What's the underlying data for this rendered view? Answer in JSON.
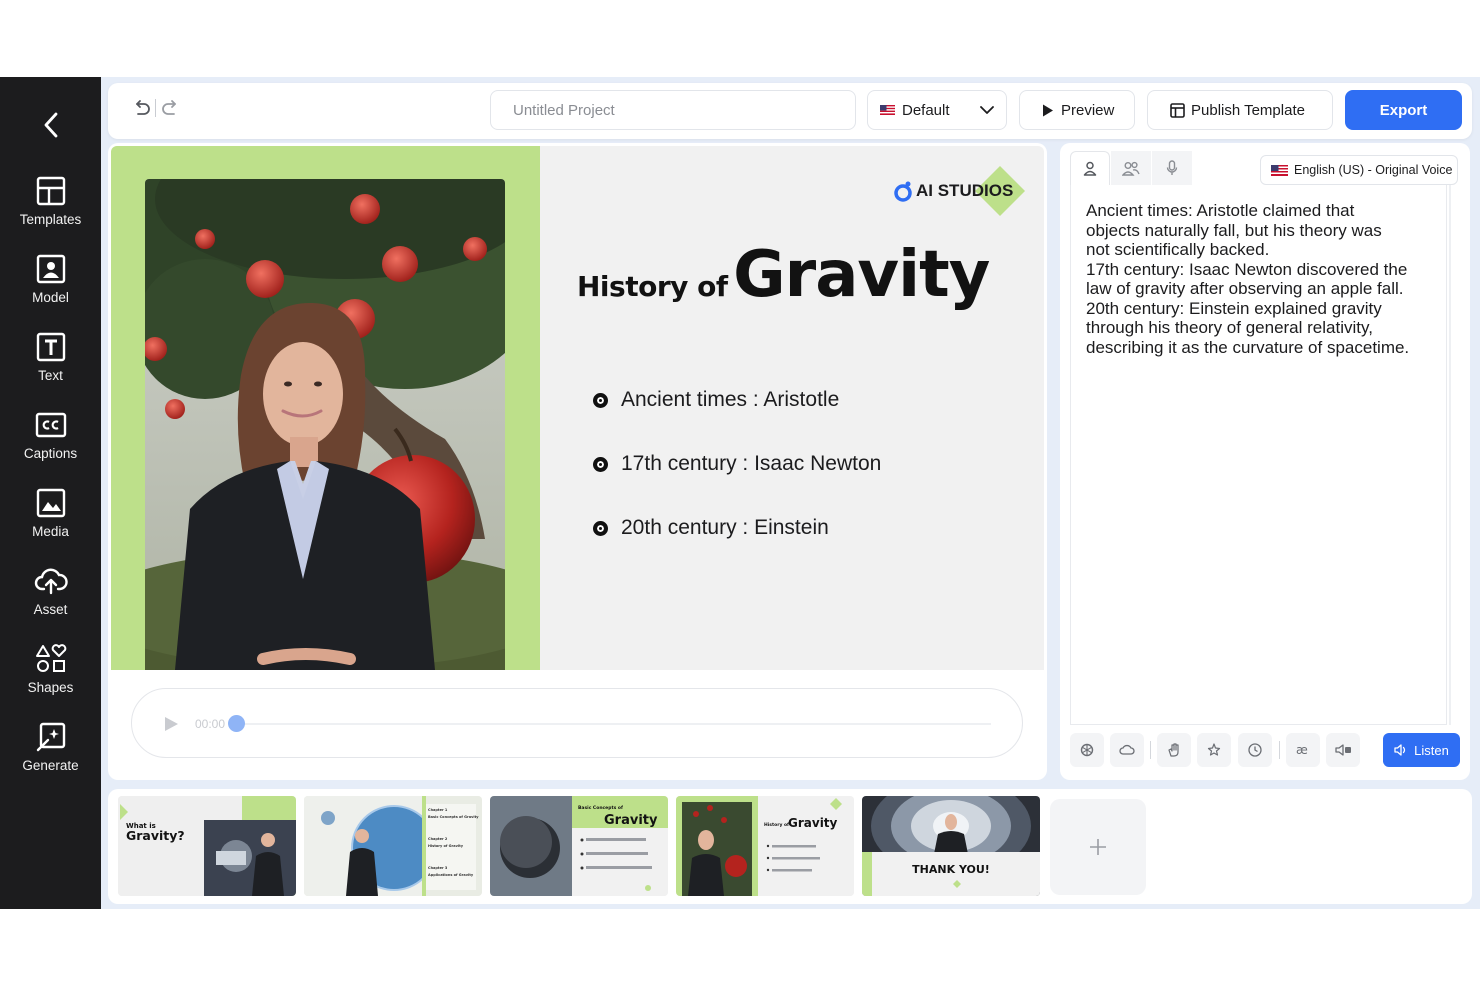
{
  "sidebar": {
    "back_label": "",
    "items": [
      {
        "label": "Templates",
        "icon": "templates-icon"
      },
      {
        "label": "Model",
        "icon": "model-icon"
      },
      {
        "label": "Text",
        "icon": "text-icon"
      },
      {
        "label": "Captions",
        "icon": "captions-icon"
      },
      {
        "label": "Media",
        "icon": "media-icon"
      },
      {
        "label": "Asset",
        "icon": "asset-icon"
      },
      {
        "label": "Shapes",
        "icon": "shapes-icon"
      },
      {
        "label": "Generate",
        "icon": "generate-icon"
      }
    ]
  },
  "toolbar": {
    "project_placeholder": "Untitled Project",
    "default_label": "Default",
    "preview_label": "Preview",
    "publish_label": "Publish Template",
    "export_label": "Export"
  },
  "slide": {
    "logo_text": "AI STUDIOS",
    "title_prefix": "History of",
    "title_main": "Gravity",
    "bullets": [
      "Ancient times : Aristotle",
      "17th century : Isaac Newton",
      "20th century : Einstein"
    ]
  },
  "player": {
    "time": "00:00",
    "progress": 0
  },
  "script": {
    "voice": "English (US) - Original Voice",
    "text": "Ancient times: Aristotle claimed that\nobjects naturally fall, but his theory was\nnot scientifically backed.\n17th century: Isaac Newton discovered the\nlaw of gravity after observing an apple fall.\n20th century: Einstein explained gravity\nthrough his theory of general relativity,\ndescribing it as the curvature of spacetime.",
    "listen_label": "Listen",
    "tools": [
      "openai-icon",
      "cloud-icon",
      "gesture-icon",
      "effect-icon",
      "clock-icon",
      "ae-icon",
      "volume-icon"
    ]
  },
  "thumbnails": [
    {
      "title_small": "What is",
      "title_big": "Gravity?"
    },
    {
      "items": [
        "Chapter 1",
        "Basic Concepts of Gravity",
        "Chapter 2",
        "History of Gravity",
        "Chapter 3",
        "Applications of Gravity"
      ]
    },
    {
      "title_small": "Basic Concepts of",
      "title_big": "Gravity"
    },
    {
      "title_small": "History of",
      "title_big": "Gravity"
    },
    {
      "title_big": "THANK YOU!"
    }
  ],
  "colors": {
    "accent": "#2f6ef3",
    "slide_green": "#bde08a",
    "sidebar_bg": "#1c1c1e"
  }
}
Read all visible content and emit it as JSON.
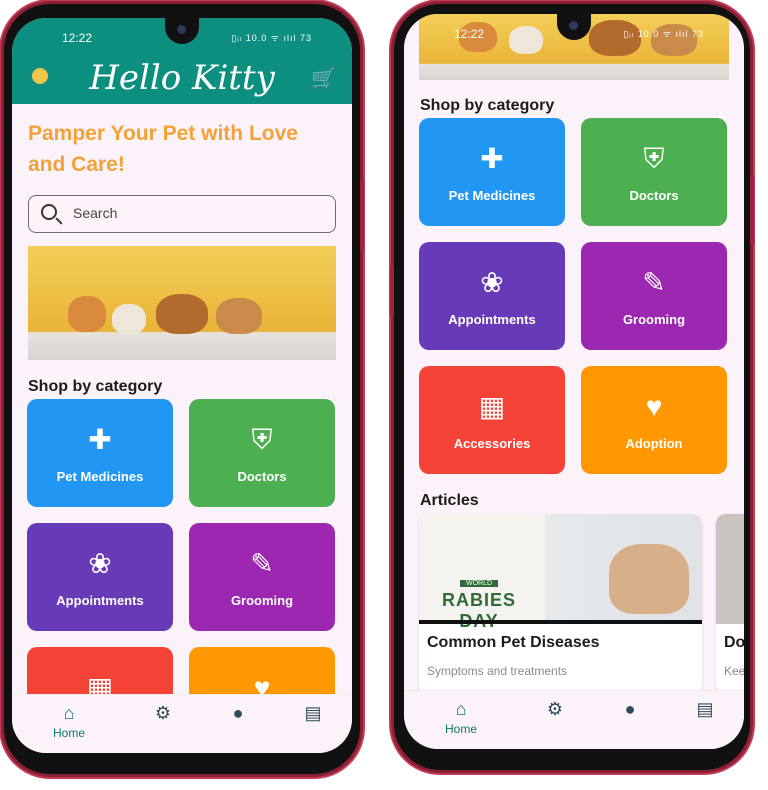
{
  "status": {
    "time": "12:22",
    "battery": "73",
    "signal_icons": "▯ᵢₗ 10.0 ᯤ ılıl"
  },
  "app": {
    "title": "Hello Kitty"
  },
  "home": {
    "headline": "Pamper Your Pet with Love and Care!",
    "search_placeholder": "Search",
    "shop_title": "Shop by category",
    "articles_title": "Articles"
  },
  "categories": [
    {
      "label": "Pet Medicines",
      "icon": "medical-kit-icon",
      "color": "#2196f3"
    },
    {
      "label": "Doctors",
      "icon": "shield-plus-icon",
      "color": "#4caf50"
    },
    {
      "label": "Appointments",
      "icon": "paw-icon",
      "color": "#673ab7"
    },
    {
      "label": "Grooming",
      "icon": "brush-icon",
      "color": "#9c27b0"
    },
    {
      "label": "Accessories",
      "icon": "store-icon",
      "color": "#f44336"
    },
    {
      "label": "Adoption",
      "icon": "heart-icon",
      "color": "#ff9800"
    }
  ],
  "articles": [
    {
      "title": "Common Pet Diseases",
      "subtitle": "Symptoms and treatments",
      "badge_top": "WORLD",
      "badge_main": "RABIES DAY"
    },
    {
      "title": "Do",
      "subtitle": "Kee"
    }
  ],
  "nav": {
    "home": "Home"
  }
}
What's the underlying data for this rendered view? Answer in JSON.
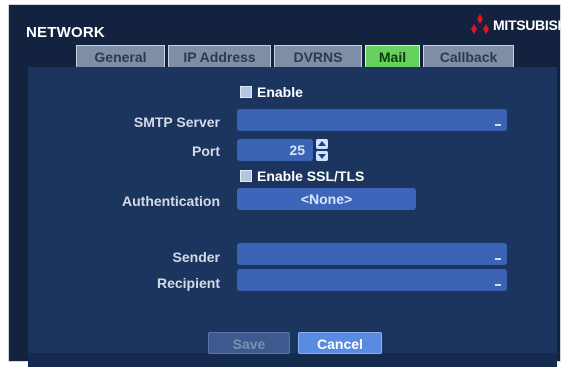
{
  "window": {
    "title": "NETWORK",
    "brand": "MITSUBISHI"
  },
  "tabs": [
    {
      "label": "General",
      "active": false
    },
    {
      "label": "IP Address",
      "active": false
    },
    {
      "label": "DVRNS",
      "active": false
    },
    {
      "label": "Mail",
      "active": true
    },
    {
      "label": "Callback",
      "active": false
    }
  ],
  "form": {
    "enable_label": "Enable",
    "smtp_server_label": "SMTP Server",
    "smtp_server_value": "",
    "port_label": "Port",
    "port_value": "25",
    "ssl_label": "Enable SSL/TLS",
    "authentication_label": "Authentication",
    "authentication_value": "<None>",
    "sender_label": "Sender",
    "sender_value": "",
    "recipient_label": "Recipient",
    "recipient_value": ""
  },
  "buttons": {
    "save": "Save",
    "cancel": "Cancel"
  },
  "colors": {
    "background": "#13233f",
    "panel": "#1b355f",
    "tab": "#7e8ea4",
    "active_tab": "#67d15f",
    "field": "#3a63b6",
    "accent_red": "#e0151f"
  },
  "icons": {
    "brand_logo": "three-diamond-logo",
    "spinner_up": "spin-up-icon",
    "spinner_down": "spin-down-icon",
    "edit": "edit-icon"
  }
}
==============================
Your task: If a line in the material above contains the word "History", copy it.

Result for this task:
    "title_prefix": "History of",
        "History of Gravity",
      "title_small": "History of",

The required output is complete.